Howard Bashman, the tireless proprietor of the How Appealing blog, has long been our favorite legal blogger. He has just gone up in our esteem to become one of our favorite journalists as well (which, more and more, is one and the same thing anyway.)
As reported on his blog (which, like Legal Times, is a member of the ALM family), Bashman (pictured) declined earlier this week when the clerk of the U.S.. Court of Appeals for the 2nd Circuit asked him to take down his posting of the court's decision in Higazy v. Templeton, a 9/11-related lawsuit filed by an Egyptian national against an FBI interrogator. Abdallah Higazy was in a hotel near the World Trade Center when it was attacked, and the FBI questioned him after linking him to a radio found in the hotel that could monitor aviation communications -- a radio which, it turned out, did not belong to him. The court itself had posted the decision for several hours earlier in the day, but then took it down after realizing that one part of the decision contained material that had been submitted under seal.

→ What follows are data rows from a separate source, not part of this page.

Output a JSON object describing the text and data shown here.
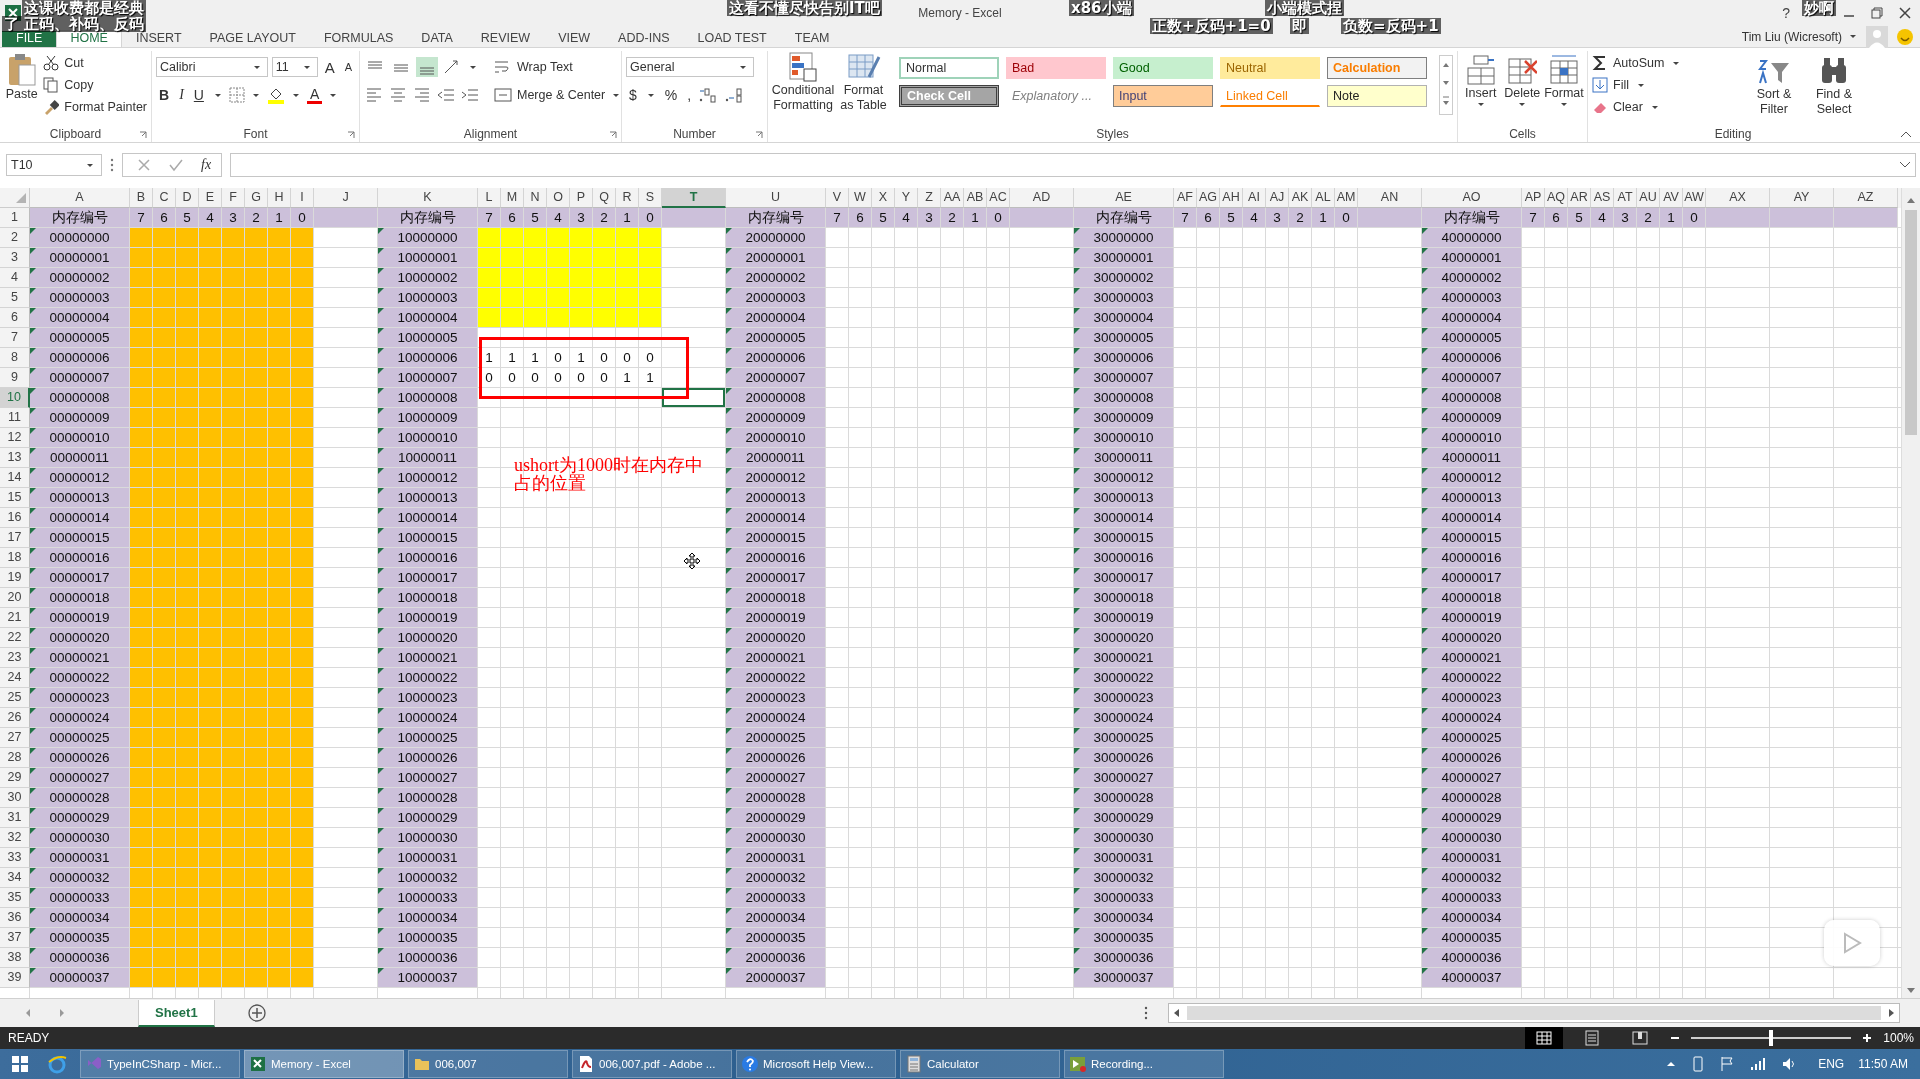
{
  "captions": [
    {
      "text": "这课收费都是经典"
    },
    {
      "text": "这看不懂尽快告别IT吧"
    },
    {
      "text": "x86小端"
    },
    {
      "text": "小端模式捏"
    },
    {
      "text": "妙啊"
    },
    {
      "text": "了 正码、补码、反码"
    },
    {
      "text": "正数+反码+1=0"
    },
    {
      "text": "即"
    },
    {
      "text": "负数=反码+1"
    }
  ],
  "window": {
    "title": "Memory - Excel",
    "help": "?"
  },
  "ribbon_tabs": [
    {
      "label": "FILE",
      "selected": false
    },
    {
      "label": "HOME",
      "selected": true
    },
    {
      "label": "INSERT",
      "selected": false
    },
    {
      "label": "PAGE LAYOUT",
      "selected": false
    },
    {
      "label": "FORMULAS",
      "selected": false
    },
    {
      "label": "DATA",
      "selected": false
    },
    {
      "label": "REVIEW",
      "selected": false
    },
    {
      "label": "VIEW",
      "selected": false
    },
    {
      "label": "ADD-INS",
      "selected": false
    },
    {
      "label": "LOAD TEST",
      "selected": false
    },
    {
      "label": "TEAM",
      "selected": false
    }
  ],
  "account": {
    "name": "Tim Liu (Wicresoft)"
  },
  "ribbon": {
    "clipboard": {
      "label": "Clipboard",
      "paste": "Paste",
      "cut": "Cut",
      "copy": "Copy",
      "format_painter": "Format Painter"
    },
    "font": {
      "label": "Font",
      "font_name": "Calibri",
      "font_size": "11",
      "grow": "A",
      "shrink": "A",
      "bold": "B",
      "italic": "I",
      "underline": "U",
      "font_color": "A"
    },
    "alignment": {
      "label": "Alignment",
      "wrap_text": "Wrap Text",
      "merge_center": "Merge & Center",
      "vertical": [
        {
          "kind": "top",
          "selected": false
        },
        {
          "kind": "middle",
          "selected": false
        },
        {
          "kind": "bottom",
          "selected": true
        }
      ]
    },
    "number": {
      "label": "Number",
      "format": "General",
      "currency": "$",
      "percent": "%",
      "comma": ","
    },
    "styles": {
      "label": "Styles",
      "conditional_formatting": "Conditional Formatting",
      "format_as_table": "Format as Table",
      "cell_styles": [
        {
          "label": "Normal",
          "kind": "normal"
        },
        {
          "label": "Bad",
          "kind": "bad"
        },
        {
          "label": "Good",
          "kind": "good"
        },
        {
          "label": "Neutral",
          "kind": "neutral"
        },
        {
          "label": "Calculation",
          "kind": "calculation"
        },
        {
          "label": "Check Cell",
          "kind": "check"
        },
        {
          "label": "Explanatory ...",
          "kind": "explanatory"
        },
        {
          "label": "Input",
          "kind": "input"
        },
        {
          "label": "Linked Cell",
          "kind": "linked"
        },
        {
          "label": "Note",
          "kind": "note"
        }
      ]
    },
    "cells": {
      "label": "Cells",
      "insert": "Insert",
      "delete": "Delete",
      "format": "Format"
    },
    "editing": {
      "label": "Editing",
      "autosum": "AutoSum",
      "fill": "Fill",
      "clear": "Clear",
      "sort_filter": "Sort & Filter",
      "find_select": "Find & Select"
    }
  },
  "formula_bar": {
    "name_box": "T10",
    "fx": "fx"
  },
  "sheet": {
    "columns": [
      {
        "letter": "A",
        "kind": "address",
        "selected": false
      },
      {
        "letter": "B",
        "kind": "bit",
        "selected": false
      },
      {
        "letter": "C",
        "kind": "bit",
        "selected": false
      },
      {
        "letter": "D",
        "kind": "bit",
        "selected": false
      },
      {
        "letter": "E",
        "kind": "bit",
        "selected": false
      },
      {
        "letter": "F",
        "kind": "bit",
        "selected": false
      },
      {
        "letter": "G",
        "kind": "bit",
        "selected": false
      },
      {
        "letter": "H",
        "kind": "bit",
        "selected": false
      },
      {
        "letter": "I",
        "kind": "bit",
        "selected": false
      },
      {
        "letter": "J",
        "kind": "spacer",
        "selected": false
      },
      {
        "letter": "K",
        "kind": "address",
        "selected": false
      },
      {
        "letter": "L",
        "kind": "bit",
        "selected": false
      },
      {
        "letter": "M",
        "kind": "bit",
        "selected": false
      },
      {
        "letter": "N",
        "kind": "bit",
        "selected": false
      },
      {
        "letter": "O",
        "kind": "bit",
        "selected": false
      },
      {
        "letter": "P",
        "kind": "bit",
        "selected": false
      },
      {
        "letter": "Q",
        "kind": "bit",
        "selected": false
      },
      {
        "letter": "R",
        "kind": "bit",
        "selected": false
      },
      {
        "letter": "S",
        "kind": "bit",
        "selected": false
      },
      {
        "letter": "T",
        "kind": "spacer",
        "selected": true
      },
      {
        "letter": "U",
        "kind": "address",
        "selected": false
      },
      {
        "letter": "V",
        "kind": "bit",
        "selected": false
      },
      {
        "letter": "W",
        "kind": "bit",
        "selected": false
      },
      {
        "letter": "X",
        "kind": "bit",
        "selected": false
      },
      {
        "letter": "Y",
        "kind": "bit",
        "selected": false
      },
      {
        "letter": "Z",
        "kind": "bit",
        "selected": false
      },
      {
        "letter": "AA",
        "kind": "bit",
        "selected": false
      },
      {
        "letter": "AB",
        "kind": "bit",
        "selected": false
      },
      {
        "letter": "AC",
        "kind": "bit",
        "selected": false
      },
      {
        "letter": "AD",
        "kind": "spacer",
        "selected": false
      },
      {
        "letter": "AE",
        "kind": "address",
        "selected": false
      },
      {
        "letter": "AF",
        "kind": "bit",
        "selected": false
      },
      {
        "letter": "AG",
        "kind": "bit",
        "selected": false
      },
      {
        "letter": "AH",
        "kind": "bit",
        "selected": false
      },
      {
        "letter": "AI",
        "kind": "bit",
        "selected": false
      },
      {
        "letter": "AJ",
        "kind": "bit",
        "selected": false
      },
      {
        "letter": "AK",
        "kind": "bit",
        "selected": false
      },
      {
        "letter": "AL",
        "kind": "bit",
        "selected": false
      },
      {
        "letter": "AM",
        "kind": "bit",
        "selected": false
      },
      {
        "letter": "AN",
        "kind": "spacer",
        "selected": false
      },
      {
        "letter": "AO",
        "kind": "address",
        "selected": false
      },
      {
        "letter": "AP",
        "kind": "bit",
        "selected": false
      },
      {
        "letter": "AQ",
        "kind": "bit",
        "selected": false
      },
      {
        "letter": "AR",
        "kind": "bit",
        "selected": false
      },
      {
        "letter": "AS",
        "kind": "bit",
        "selected": false
      },
      {
        "letter": "AT",
        "kind": "bit",
        "selected": false
      },
      {
        "letter": "AU",
        "kind": "bit",
        "selected": false
      },
      {
        "letter": "AV",
        "kind": "bit",
        "selected": false
      },
      {
        "letter": "AW",
        "kind": "bit",
        "selected": false
      },
      {
        "letter": "AX",
        "kind": "spacer",
        "selected": false
      },
      {
        "letter": "AY",
        "kind": "spacer",
        "selected": false
      },
      {
        "letter": "AZ",
        "kind": "spacer",
        "selected": false
      }
    ],
    "rows": [
      {
        "number": "1",
        "selected": false
      },
      {
        "number": "2",
        "selected": false
      },
      {
        "number": "3",
        "selected": false
      },
      {
        "number": "4",
        "selected": false
      },
      {
        "number": "5",
        "selected": false
      },
      {
        "number": "6",
        "selected": false
      },
      {
        "number": "7",
        "selected": false
      },
      {
        "number": "8",
        "selected": false
      },
      {
        "number": "9",
        "selected": false
      },
      {
        "number": "10",
        "selected": true
      },
      {
        "number": "11",
        "selected": false
      },
      {
        "number": "12",
        "selected": false
      },
      {
        "number": "13",
        "selected": false
      },
      {
        "number": "14",
        "selected": false
      },
      {
        "number": "15",
        "selected": false
      },
      {
        "number": "16",
        "selected": false
      },
      {
        "number": "17",
        "selected": false
      },
      {
        "number": "18",
        "selected": false
      },
      {
        "number": "19",
        "selected": false
      },
      {
        "number": "20",
        "selected": false
      },
      {
        "number": "21",
        "selected": false
      },
      {
        "number": "22",
        "selected": false
      },
      {
        "number": "23",
        "selected": false
      },
      {
        "number": "24",
        "selected": false
      },
      {
        "number": "25",
        "selected": false
      },
      {
        "number": "26",
        "selected": false
      },
      {
        "number": "27",
        "selected": false
      },
      {
        "number": "28",
        "selected": false
      },
      {
        "number": "29",
        "selected": false
      },
      {
        "number": "30",
        "selected": false
      },
      {
        "number": "31",
        "selected": false
      },
      {
        "number": "32",
        "selected": false
      },
      {
        "number": "33",
        "selected": false
      },
      {
        "number": "34",
        "selected": false
      },
      {
        "number": "35",
        "selected": false
      },
      {
        "number": "36",
        "selected": false
      },
      {
        "number": "37",
        "selected": false
      },
      {
        "number": "38",
        "selected": false
      },
      {
        "number": "39",
        "selected": false
      }
    ],
    "blocks": [
      {
        "header": "内存编号",
        "bits": [
          "7",
          "6",
          "5",
          "4",
          "3",
          "2",
          "1",
          "0"
        ],
        "color": "#ffc000",
        "rows": [
          {
            "address": "00000000",
            "filled": true
          },
          {
            "address": "00000001",
            "filled": true
          },
          {
            "address": "00000002",
            "filled": true
          },
          {
            "address": "00000003",
            "filled": true
          },
          {
            "address": "00000004",
            "filled": true
          },
          {
            "address": "00000005",
            "filled": true
          },
          {
            "address": "00000006",
            "filled": true
          },
          {
            "address": "00000007",
            "filled": true
          },
          {
            "address": "00000008",
            "filled": true
          },
          {
            "address": "00000009",
            "filled": true
          },
          {
            "address": "00000010",
            "filled": true
          },
          {
            "address": "00000011",
            "filled": true
          },
          {
            "address": "00000012",
            "filled": true
          },
          {
            "address": "00000013",
            "filled": true
          },
          {
            "address": "00000014",
            "filled": true
          },
          {
            "address": "00000015",
            "filled": true
          },
          {
            "address": "00000016",
            "filled": true
          },
          {
            "address": "00000017",
            "filled": true
          },
          {
            "address": "00000018",
            "filled": true
          },
          {
            "address": "00000019",
            "filled": true
          },
          {
            "address": "00000020",
            "filled": true
          },
          {
            "address": "00000021",
            "filled": true
          },
          {
            "address": "00000022",
            "filled": true
          },
          {
            "address": "00000023",
            "filled": true
          },
          {
            "address": "00000024",
            "filled": true
          },
          {
            "address": "00000025",
            "filled": true
          },
          {
            "address": "00000026",
            "filled": true
          },
          {
            "address": "00000027",
            "filled": true
          },
          {
            "address": "00000028",
            "filled": true
          },
          {
            "address": "00000029",
            "filled": true
          },
          {
            "address": "00000030",
            "filled": true
          },
          {
            "address": "00000031",
            "filled": true
          },
          {
            "address": "00000032",
            "filled": true
          },
          {
            "address": "00000033",
            "filled": true
          },
          {
            "address": "00000034",
            "filled": true
          },
          {
            "address": "00000035",
            "filled": true
          },
          {
            "address": "00000036",
            "filled": true
          },
          {
            "address": "00000037",
            "filled": true
          }
        ]
      },
      {
        "header": "内存编号",
        "bits": [
          "7",
          "6",
          "5",
          "4",
          "3",
          "2",
          "1",
          "0"
        ],
        "color": "#ffff00",
        "rows": [
          {
            "address": "10000000",
            "filled": true
          },
          {
            "address": "10000001",
            "filled": true
          },
          {
            "address": "10000002",
            "filled": true
          },
          {
            "address": "10000003",
            "filled": true
          },
          {
            "address": "10000004",
            "filled": true
          },
          {
            "address": "10000005",
            "filled": false
          },
          {
            "address": "10000006",
            "filled": false,
            "bits": [
              "1",
              "1",
              "1",
              "0",
              "1",
              "0",
              "0",
              "0"
            ]
          },
          {
            "address": "10000007",
            "filled": false,
            "bits": [
              "0",
              "0",
              "0",
              "0",
              "0",
              "0",
              "1",
              "1"
            ]
          },
          {
            "address": "10000008",
            "filled": false
          },
          {
            "address": "10000009",
            "filled": false
          },
          {
            "address": "10000010",
            "filled": false
          },
          {
            "address": "10000011",
            "filled": false
          },
          {
            "address": "10000012",
            "filled": false
          },
          {
            "address": "10000013",
            "filled": false
          },
          {
            "address": "10000014",
            "filled": false
          },
          {
            "address": "10000015",
            "filled": false
          },
          {
            "address": "10000016",
            "filled": false
          },
          {
            "address": "10000017",
            "filled": false
          },
          {
            "address": "10000018",
            "filled": false
          },
          {
            "address": "10000019",
            "filled": false
          },
          {
            "address": "10000020",
            "filled": false
          },
          {
            "address": "10000021",
            "filled": false
          },
          {
            "address": "10000022",
            "filled": false
          },
          {
            "address": "10000023",
            "filled": false
          },
          {
            "address": "10000024",
            "filled": false
          },
          {
            "address": "10000025",
            "filled": false
          },
          {
            "address": "10000026",
            "filled": false
          },
          {
            "address": "10000027",
            "filled": false
          },
          {
            "address": "10000028",
            "filled": false
          },
          {
            "address": "10000029",
            "filled": false
          },
          {
            "address": "10000030",
            "filled": false
          },
          {
            "address": "10000031",
            "filled": false
          },
          {
            "address": "10000032",
            "filled": false
          },
          {
            "address": "10000033",
            "filled": false
          },
          {
            "address": "10000034",
            "filled": false
          },
          {
            "address": "10000035",
            "filled": false
          },
          {
            "address": "10000036",
            "filled": false
          },
          {
            "address": "10000037",
            "filled": false
          }
        ]
      },
      {
        "header": "内存编号",
        "bits": [
          "7",
          "6",
          "5",
          "4",
          "3",
          "2",
          "1",
          "0"
        ],
        "rows": [
          {
            "address": "20000000",
            "filled": false
          },
          {
            "address": "20000001",
            "filled": false
          },
          {
            "address": "20000002",
            "filled": false
          },
          {
            "address": "20000003",
            "filled": false
          },
          {
            "address": "20000004",
            "filled": false
          },
          {
            "address": "20000005",
            "filled": false
          },
          {
            "address": "20000006",
            "filled": false
          },
          {
            "address": "20000007",
            "filled": false
          },
          {
            "address": "20000008",
            "filled": false
          },
          {
            "address": "20000009",
            "filled": false
          },
          {
            "address": "20000010",
            "filled": false
          },
          {
            "address": "20000011",
            "filled": false
          },
          {
            "address": "20000012",
            "filled": false
          },
          {
            "address": "20000013",
            "filled": false
          },
          {
            "address": "20000014",
            "filled": false
          },
          {
            "address": "20000015",
            "filled": false
          },
          {
            "address": "20000016",
            "filled": false
          },
          {
            "address": "20000017",
            "filled": false
          },
          {
            "address": "20000018",
            "filled": false
          },
          {
            "address": "20000019",
            "filled": false
          },
          {
            "address": "20000020",
            "filled": false
          },
          {
            "address": "20000021",
            "filled": false
          },
          {
            "address": "20000022",
            "filled": false
          },
          {
            "address": "20000023",
            "filled": false
          },
          {
            "address": "20000024",
            "filled": false
          },
          {
            "address": "20000025",
            "filled": false
          },
          {
            "address": "20000026",
            "filled": false
          },
          {
            "address": "20000027",
            "filled": false
          },
          {
            "address": "20000028",
            "filled": false
          },
          {
            "address": "20000029",
            "filled": false
          },
          {
            "address": "20000030",
            "filled": false
          },
          {
            "address": "20000031",
            "filled": false
          },
          {
            "address": "20000032",
            "filled": false
          },
          {
            "address": "20000033",
            "filled": false
          },
          {
            "address": "20000034",
            "filled": false
          },
          {
            "address": "20000035",
            "filled": false
          },
          {
            "address": "20000036",
            "filled": false
          },
          {
            "address": "20000037",
            "filled": false
          }
        ]
      },
      {
        "header": "内存编号",
        "bits": [
          "7",
          "6",
          "5",
          "4",
          "3",
          "2",
          "1",
          "0"
        ],
        "rows": [
          {
            "address": "30000000",
            "filled": false
          },
          {
            "address": "30000001",
            "filled": false
          },
          {
            "address": "30000002",
            "filled": false
          },
          {
            "address": "30000003",
            "filled": false
          },
          {
            "address": "30000004",
            "filled": false
          },
          {
            "address": "30000005",
            "filled": false
          },
          {
            "address": "30000006",
            "filled": false
          },
          {
            "address": "30000007",
            "filled": false
          },
          {
            "address": "30000008",
            "filled": false
          },
          {
            "address": "30000009",
            "filled": false
          },
          {
            "address": "30000010",
            "filled": false
          },
          {
            "address": "30000011",
            "filled": false
          },
          {
            "address": "30000012",
            "filled": false
          },
          {
            "address": "30000013",
            "filled": false
          },
          {
            "address": "30000014",
            "filled": false
          },
          {
            "address": "30000015",
            "filled": false
          },
          {
            "address": "30000016",
            "filled": false
          },
          {
            "address": "30000017",
            "filled": false
          },
          {
            "address": "30000018",
            "filled": false
          },
          {
            "address": "30000019",
            "filled": false
          },
          {
            "address": "30000020",
            "filled": false
          },
          {
            "address": "30000021",
            "filled": false
          },
          {
            "address": "30000022",
            "filled": false
          },
          {
            "address": "30000023",
            "filled": false
          },
          {
            "address": "30000024",
            "filled": false
          },
          {
            "address": "30000025",
            "filled": false
          },
          {
            "address": "30000026",
            "filled": false
          },
          {
            "address": "30000027",
            "filled": false
          },
          {
            "address": "30000028",
            "filled": false
          },
          {
            "address": "30000029",
            "filled": false
          },
          {
            "address": "30000030",
            "filled": false
          },
          {
            "address": "30000031",
            "filled": false
          },
          {
            "address": "30000032",
            "filled": false
          },
          {
            "address": "30000033",
            "filled": false
          },
          {
            "address": "30000034",
            "filled": false
          },
          {
            "address": "30000035",
            "filled": false
          },
          {
            "address": "30000036",
            "filled": false
          },
          {
            "address": "30000037",
            "filled": false
          }
        ]
      },
      {
        "header": "内存编号",
        "bits": [
          "7",
          "6",
          "5",
          "4",
          "3",
          "2",
          "1",
          "0"
        ],
        "rows": [
          {
            "address": "40000000",
            "filled": false
          },
          {
            "address": "40000001",
            "filled": false
          },
          {
            "address": "40000002",
            "filled": false
          },
          {
            "address": "40000003",
            "filled": false
          },
          {
            "address": "40000004",
            "filled": false
          },
          {
            "address": "40000005",
            "filled": false
          },
          {
            "address": "40000006",
            "filled": false
          },
          {
            "address": "40000007",
            "filled": false
          },
          {
            "address": "40000008",
            "filled": false
          },
          {
            "address": "40000009",
            "filled": false
          },
          {
            "address": "40000010",
            "filled": false
          },
          {
            "address": "40000011",
            "filled": false
          },
          {
            "address": "40000012",
            "filled": false
          },
          {
            "address": "40000013",
            "filled": false
          },
          {
            "address": "40000014",
            "filled": false
          },
          {
            "address": "40000015",
            "filled": false
          },
          {
            "address": "40000016",
            "filled": false
          },
          {
            "address": "40000017",
            "filled": false
          },
          {
            "address": "40000018",
            "filled": false
          },
          {
            "address": "40000019",
            "filled": false
          },
          {
            "address": "40000020",
            "filled": false
          },
          {
            "address": "40000021",
            "filled": false
          },
          {
            "address": "40000022",
            "filled": false
          },
          {
            "address": "40000023",
            "filled": false
          },
          {
            "address": "40000024",
            "filled": false
          },
          {
            "address": "40000025",
            "filled": false
          },
          {
            "address": "40000026",
            "filled": false
          },
          {
            "address": "40000027",
            "filled": false
          },
          {
            "address": "40000028",
            "filled": false
          },
          {
            "address": "40000029",
            "filled": false
          },
          {
            "address": "40000030",
            "filled": false
          },
          {
            "address": "40000031",
            "filled": false
          },
          {
            "address": "40000032",
            "filled": false
          },
          {
            "address": "40000033",
            "filled": false
          },
          {
            "address": "40000034",
            "filled": false
          },
          {
            "address": "40000035",
            "filled": false
          },
          {
            "address": "40000036",
            "filled": false
          },
          {
            "address": "40000037",
            "filled": false
          }
        ]
      }
    ],
    "annotation": {
      "text": "ushort为1000时在内存中占的位置"
    }
  },
  "sheet_tabs": [
    {
      "label": "Sheet1",
      "selected": true
    }
  ],
  "status_bar": {
    "text": "READY",
    "views": [
      {
        "kind": "normal",
        "selected": true
      },
      {
        "kind": "page_layout",
        "selected": false
      },
      {
        "kind": "page_break",
        "selected": false
      }
    ],
    "zoom": {
      "level": 0.5,
      "reading": "100%"
    }
  },
  "taskbar": {
    "items": [
      {
        "label": "TypeInCSharp - Micr...",
        "kind": "vs",
        "selected": false
      },
      {
        "label": "Memory - Excel",
        "kind": "excel",
        "selected": true
      },
      {
        "label": "006,007",
        "kind": "folder",
        "selected": false
      },
      {
        "label": "006,007.pdf - Adobe ...",
        "kind": "pdf",
        "selected": false
      },
      {
        "label": "Microsoft Help View...",
        "kind": "help",
        "selected": false
      },
      {
        "label": "Calculator",
        "kind": "calculator",
        "selected": false
      },
      {
        "label": "Recording...",
        "kind": "recorder",
        "selected": false
      }
    ],
    "tray": {
      "language": "ENG",
      "time": "11:50 AM"
    }
  }
}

Bashman, whose day job entails operating an appellate boutique in Willow Grove, Pennsylvania, had been out of the office when the decision was posted and withdrawn. But he put out a call to readers asking if anyone had saved the decision before it was yanked. One sent it along and he posted it, prompting the clerk's unusual request -- and his refusal.
In a statement to the ABA Journal, another favorite site, Bashman reasoned that hundreds or thousands of people had already read the original opinion, so whatever damage the unredacted material might cause had already been done. And in words that stirred our heart, Bashman then took the classic stance of journalists in opposition to government secrecy: "In my role as a member of the news media, I determined that it would be inappropriate to take down my posting of the decision based on a general claim that the opinion, issued earlier in the day to the public over the internet, referred to information contained in an appendix whose contents remained under seal."
Footnote: Based on a comparison of Bashman's original posting of the opinion and the redacted version that the 2nd Circuit posted today, the Court acted to keep from view details of the FBI interrogation, in which agents allegedly threatened to turn Higazy's family in Egypt over to Egypt's security service, which could use torture and "give his family hell."